0370 270 6000

already registered?

Please sign in with your existing account details.

need to register?

Register to access exclusive content, sign up to receive our updates and personalise your experience on brownejacobson.com.

Privacy statement - Terms and conditions

be careful with your covenants

17 February 2012

Non solicitation clauses are commonplace in senior employees’ employment contracts. But how can an employer show that an employee has ‘solicited’ its clients? In the case of Towry EJ Limited v Barry Bennett and others, the employer was not able to show that their former clients had moved to a former employee’s current business due to any request, persuasion or encouragement by that former employee. Solicitation could not be inferred from the fact that a “tidal wave” of clients had moved to the former employee’s business, even though that might well look suspicious.

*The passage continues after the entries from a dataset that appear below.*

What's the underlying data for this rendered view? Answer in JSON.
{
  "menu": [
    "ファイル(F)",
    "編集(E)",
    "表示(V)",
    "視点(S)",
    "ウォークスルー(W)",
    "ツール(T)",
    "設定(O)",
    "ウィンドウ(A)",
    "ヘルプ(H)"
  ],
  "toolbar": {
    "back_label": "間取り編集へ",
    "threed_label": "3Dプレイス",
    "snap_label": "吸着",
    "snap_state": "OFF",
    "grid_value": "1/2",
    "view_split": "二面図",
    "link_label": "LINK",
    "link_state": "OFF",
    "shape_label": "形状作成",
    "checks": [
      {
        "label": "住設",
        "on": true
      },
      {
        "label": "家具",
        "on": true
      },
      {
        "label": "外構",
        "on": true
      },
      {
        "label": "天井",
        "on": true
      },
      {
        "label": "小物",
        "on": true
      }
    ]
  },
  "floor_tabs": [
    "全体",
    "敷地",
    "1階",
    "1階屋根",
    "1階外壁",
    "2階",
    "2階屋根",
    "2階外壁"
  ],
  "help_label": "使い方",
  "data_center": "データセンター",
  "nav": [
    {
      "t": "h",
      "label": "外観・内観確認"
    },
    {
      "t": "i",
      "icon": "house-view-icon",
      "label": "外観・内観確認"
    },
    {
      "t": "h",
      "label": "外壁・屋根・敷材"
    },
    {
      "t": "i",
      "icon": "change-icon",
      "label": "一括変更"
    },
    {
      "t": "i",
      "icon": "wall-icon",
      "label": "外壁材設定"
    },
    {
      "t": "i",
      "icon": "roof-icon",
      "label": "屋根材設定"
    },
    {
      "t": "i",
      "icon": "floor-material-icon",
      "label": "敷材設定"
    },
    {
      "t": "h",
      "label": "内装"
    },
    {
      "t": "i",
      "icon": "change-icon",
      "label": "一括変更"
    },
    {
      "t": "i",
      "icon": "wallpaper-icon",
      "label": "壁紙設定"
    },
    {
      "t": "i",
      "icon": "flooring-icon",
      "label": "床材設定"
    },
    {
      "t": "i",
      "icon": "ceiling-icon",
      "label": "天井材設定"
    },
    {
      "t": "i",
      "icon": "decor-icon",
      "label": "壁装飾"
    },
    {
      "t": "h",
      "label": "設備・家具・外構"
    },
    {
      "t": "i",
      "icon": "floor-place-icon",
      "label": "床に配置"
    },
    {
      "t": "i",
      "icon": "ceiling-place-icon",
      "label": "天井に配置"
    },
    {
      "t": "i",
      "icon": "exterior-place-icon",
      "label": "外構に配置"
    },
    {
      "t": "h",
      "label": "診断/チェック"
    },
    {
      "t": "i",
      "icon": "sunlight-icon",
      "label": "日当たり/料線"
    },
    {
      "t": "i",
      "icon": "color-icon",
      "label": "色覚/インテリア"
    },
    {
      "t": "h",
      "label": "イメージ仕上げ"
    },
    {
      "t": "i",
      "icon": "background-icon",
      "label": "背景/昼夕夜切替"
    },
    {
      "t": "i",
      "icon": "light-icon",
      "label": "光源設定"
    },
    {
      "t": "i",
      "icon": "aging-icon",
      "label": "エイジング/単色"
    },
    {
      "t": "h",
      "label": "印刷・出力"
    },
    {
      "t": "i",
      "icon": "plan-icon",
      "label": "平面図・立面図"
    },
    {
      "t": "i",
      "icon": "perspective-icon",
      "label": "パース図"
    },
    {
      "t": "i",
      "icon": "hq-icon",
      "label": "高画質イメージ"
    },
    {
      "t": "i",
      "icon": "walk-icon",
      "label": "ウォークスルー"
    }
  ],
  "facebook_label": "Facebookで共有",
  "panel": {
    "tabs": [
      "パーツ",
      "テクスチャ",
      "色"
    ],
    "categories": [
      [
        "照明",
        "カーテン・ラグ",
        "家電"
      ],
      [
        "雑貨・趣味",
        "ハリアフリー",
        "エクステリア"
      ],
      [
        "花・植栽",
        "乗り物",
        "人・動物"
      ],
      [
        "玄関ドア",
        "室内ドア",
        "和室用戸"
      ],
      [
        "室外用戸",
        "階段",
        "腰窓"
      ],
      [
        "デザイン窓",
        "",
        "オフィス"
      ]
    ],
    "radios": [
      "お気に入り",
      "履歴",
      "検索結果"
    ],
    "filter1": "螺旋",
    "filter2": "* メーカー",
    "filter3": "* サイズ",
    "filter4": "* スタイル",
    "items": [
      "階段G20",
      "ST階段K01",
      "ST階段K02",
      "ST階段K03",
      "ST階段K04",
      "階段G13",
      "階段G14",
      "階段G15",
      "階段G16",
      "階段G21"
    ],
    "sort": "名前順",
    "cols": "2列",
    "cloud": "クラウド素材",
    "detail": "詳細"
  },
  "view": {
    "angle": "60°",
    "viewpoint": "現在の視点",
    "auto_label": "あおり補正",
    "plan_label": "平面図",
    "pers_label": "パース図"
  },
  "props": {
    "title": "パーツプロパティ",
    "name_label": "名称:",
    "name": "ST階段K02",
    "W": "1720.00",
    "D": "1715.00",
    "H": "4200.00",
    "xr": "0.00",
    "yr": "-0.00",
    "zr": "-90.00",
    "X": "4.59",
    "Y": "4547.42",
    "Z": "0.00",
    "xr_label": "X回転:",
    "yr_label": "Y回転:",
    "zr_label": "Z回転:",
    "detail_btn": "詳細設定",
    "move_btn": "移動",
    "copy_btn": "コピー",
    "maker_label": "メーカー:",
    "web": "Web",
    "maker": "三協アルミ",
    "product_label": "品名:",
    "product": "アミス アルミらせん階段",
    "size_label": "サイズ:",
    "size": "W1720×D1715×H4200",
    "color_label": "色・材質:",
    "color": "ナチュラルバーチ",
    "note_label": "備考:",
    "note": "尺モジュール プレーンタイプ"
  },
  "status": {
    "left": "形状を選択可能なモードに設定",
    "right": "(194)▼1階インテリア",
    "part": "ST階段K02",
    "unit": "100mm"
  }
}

With the burden of proof lying squarely with the employer in trying to enforce restrictive covenants, careful consideration needs to be given to their drafting at the outset. A non-dealing clause may have proved more effective in this case with the employee being placed on garden leave to prevent them from having contact with key clients during their notice period.

related opinions

Employer obliged to pay settlement despite employees confidentiality breach

In Duchy Farm Kennels Ltd v Steels the employer was found not to have been relieved of its obligation to pay a settlement sum, despite the former employee having breached the confidentiality clause contained in the settlement agreement.

View blog

Furlough scheme extended to October

The Chancellor announced on Tuesday 12th May 2020 that the Coronavirus Job Retention Scheme (CJRS) is to be extended to the end of October.

View blog

Furlough and insolvency – are employees protected?

As more retailers and restauranteurs fall victim to insolvency, the Court of Appeal has confirmed that the contracts of employment of employees furloughed before a company is placed into administration will be treated as having been adopted by its administrators, therefore entitling the employees to “super-priority” status over other creditors.

View blog

High Court extends employer’s duty of care to Dubai whistleblower

Employers with global networks which include a base in the UK should be aware that they can face expensive and damaging negligence claims from employees who are based overseas regardless of the whistleblowing regime.

View blog

mailing list sign up



Select which mailings you would like to receive from us.

Sign up